He said he would have been less inclined to observe the nightly clobbering were it not for Kathleen. “She likes to watch it for the questions, which I can understand,” he said. “So I watch it to make my wife happy.”
“I basically ignore the contestants, for the most part,” Kathleen told me after Peter passed her the phone. “I’m more interested in finding out how much of a royal smart person I am.”
Others, though, were won over by Holzhauer’s record-breaking performances. Sweta Shrestha, a 23-year-old college student in Vancouver, has been fascinated by the show lately. “I try to make it a point to get home [in] time to watch it,” she told me while Holzhauer was still on air. She said she was drawn in by Holzhauer’s strategy—she studies math—as well as, “obviously, huge scores.” To her, even if the outcome of a single episode might have been predictable during Holzhauer’s reign, the longer-term narrative was compelling and impressive.
I asked Holzhauer if he thought he made the show more entertaining, or less. “I would be hella excited to see a contestant like me on the show,” he said. “When I see a player hit a Daily Double in a trailing position, I chant ‘Bet it all! Try to win!’ People who hate change [were] probably waiting for me to go away so they [could] watch again.”
He declined to speculate as to why he was a polarizing presence. “My goal [was] to win at Jeopardy, not to entertain every single viewer,” he added. “If you’re not my wife or the risk manager of a sportsbook, your opinion of me doesn’t really matter.”
Boden, meanwhile, told me that Holzhauer is “a game-show producer’s dream.” The way Boden sees it, some viewers will pull for a player who every night stands a chance of breaking one record or another, while those who root against him will be curious to see if he’ll stumble.

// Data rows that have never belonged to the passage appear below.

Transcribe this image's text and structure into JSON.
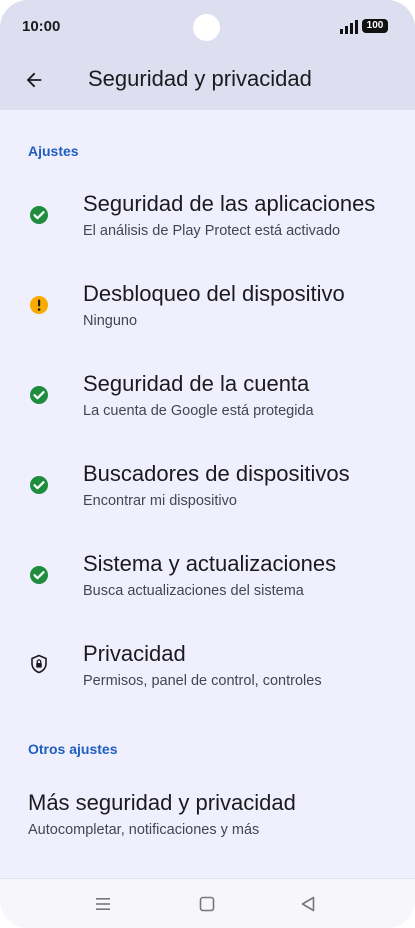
{
  "status_bar": {
    "time": "10:00",
    "battery": "100",
    "icons": [
      "camera-cutout",
      "signal-icon",
      "battery-icon"
    ]
  },
  "app_bar": {
    "title": "Seguridad y privacidad",
    "back_icon": "arrow-back-icon"
  },
  "sections": {
    "ajustes_label": "Ajustes",
    "otros_label": "Otros ajustes"
  },
  "items": [
    {
      "title": "Seguridad de las aplicaciones",
      "subtitle": "El análisis de Play Protect está activado",
      "icon": "check-circle-icon",
      "status_color": "#1e8e3e"
    },
    {
      "title": "Desbloqueo del dispositivo",
      "subtitle": "Ninguno",
      "icon": "warning-circle-icon",
      "status_color": "#f9ab00"
    },
    {
      "title": "Seguridad de la cuenta",
      "subtitle": "La cuenta de Google está protegida",
      "icon": "check-circle-icon",
      "status_color": "#1e8e3e"
    },
    {
      "title": "Buscadores de dispositivos",
      "subtitle": "Encontrar mi dispositivo",
      "icon": "check-circle-icon",
      "status_color": "#1e8e3e"
    },
    {
      "title": "Sistema y actualizaciones",
      "subtitle": "Busca actualizaciones del sistema",
      "icon": "check-circle-icon",
      "status_color": "#1e8e3e"
    },
    {
      "title": "Privacidad",
      "subtitle": "Permisos, panel de control, controles",
      "icon": "privacy-shield-icon",
      "status_color": "#1b1b1f"
    }
  ],
  "more": {
    "title": "Más seguridad y privacidad",
    "subtitle": "Autocompletar, notificaciones y más"
  },
  "nav_bar": {
    "icons": [
      "menu-icon",
      "home-icon",
      "back-triangle-icon"
    ]
  },
  "colors": {
    "accent": "#1f5fbf",
    "background": "#f0effd",
    "header": "#dddff0"
  }
}
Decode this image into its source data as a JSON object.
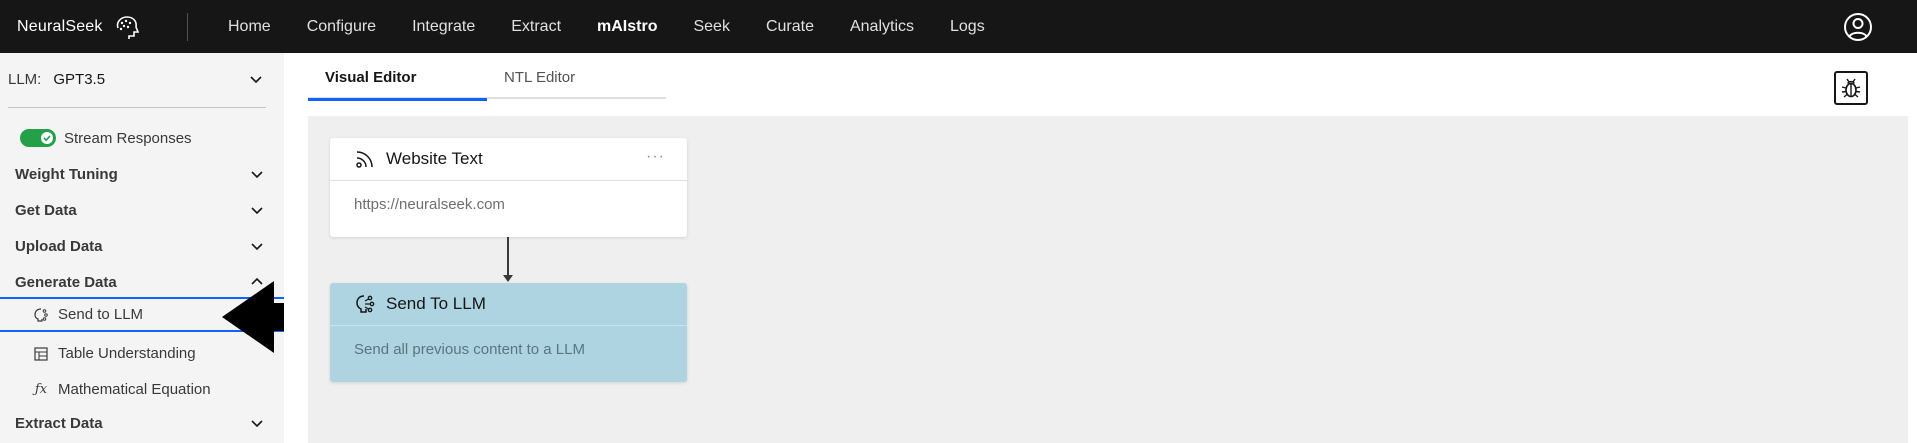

Either way, “you still are entertained by Jeopardy, and that is the most desirable outcome a producer could ever wish for,” Boden said. Today the people who make Jeopardy are probably wishing for another Holzhauer.